Work through the listing below, copying each line that carries the word "ROCHA".

• DATA TO EXAMINE:
*** Block opens ***

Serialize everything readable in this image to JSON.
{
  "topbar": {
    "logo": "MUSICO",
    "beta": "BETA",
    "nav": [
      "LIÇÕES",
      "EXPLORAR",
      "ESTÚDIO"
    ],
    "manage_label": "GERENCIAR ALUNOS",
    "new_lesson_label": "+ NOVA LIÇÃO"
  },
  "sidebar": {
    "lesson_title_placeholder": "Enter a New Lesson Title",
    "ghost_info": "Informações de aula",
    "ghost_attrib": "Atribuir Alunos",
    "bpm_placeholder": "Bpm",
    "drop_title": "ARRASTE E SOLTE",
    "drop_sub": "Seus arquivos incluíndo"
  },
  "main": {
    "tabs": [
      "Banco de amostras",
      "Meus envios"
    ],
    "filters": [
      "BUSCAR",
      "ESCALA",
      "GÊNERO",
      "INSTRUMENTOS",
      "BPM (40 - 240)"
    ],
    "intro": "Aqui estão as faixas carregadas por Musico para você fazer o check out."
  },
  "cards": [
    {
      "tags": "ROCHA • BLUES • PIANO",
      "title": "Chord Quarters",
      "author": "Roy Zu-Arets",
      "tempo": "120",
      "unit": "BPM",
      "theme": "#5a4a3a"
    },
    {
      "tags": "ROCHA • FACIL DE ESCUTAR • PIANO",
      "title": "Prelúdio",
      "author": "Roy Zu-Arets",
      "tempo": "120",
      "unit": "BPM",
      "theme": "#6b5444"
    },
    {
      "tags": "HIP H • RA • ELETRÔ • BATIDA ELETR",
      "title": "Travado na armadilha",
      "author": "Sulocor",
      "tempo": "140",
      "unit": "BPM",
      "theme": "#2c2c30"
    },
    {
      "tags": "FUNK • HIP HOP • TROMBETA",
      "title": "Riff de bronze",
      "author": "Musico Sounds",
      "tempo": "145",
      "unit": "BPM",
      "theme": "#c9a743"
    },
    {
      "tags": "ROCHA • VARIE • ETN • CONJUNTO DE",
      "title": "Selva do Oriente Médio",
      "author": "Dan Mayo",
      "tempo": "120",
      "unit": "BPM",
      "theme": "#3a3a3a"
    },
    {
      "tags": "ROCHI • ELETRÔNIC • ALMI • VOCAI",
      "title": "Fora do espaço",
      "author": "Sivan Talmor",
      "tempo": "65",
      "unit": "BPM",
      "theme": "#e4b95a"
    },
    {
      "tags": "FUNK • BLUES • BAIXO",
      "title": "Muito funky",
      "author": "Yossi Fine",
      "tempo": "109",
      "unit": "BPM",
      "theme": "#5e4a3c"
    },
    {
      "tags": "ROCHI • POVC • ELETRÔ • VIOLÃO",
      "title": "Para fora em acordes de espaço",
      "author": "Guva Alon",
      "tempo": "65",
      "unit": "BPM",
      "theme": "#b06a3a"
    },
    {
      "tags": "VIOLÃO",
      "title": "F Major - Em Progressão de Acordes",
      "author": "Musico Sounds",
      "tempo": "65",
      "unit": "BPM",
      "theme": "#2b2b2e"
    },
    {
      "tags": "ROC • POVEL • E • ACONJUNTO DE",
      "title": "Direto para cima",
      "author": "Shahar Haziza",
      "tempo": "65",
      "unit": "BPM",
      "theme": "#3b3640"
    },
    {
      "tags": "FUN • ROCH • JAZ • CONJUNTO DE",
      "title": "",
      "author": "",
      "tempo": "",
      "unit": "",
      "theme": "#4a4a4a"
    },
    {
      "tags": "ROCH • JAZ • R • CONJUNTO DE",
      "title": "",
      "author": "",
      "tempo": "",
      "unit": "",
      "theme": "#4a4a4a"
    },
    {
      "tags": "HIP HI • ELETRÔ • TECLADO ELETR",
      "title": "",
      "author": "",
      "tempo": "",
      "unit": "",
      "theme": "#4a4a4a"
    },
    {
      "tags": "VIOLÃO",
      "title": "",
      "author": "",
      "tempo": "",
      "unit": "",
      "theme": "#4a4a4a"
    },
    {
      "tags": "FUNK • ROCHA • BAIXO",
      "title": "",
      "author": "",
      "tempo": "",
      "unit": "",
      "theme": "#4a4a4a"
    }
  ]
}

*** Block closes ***

• SOLUTION TO THIS TASK:
      "tags": "ROCHA • BLUES • PIANO",
      "tags": "ROCHA • FACIL DE ESCUTAR • PIANO",
      "tags": "ROCHA • VARIE • ETN • CONJUNTO DE",
      "tags": "FUNK • ROCHA • BAIXO",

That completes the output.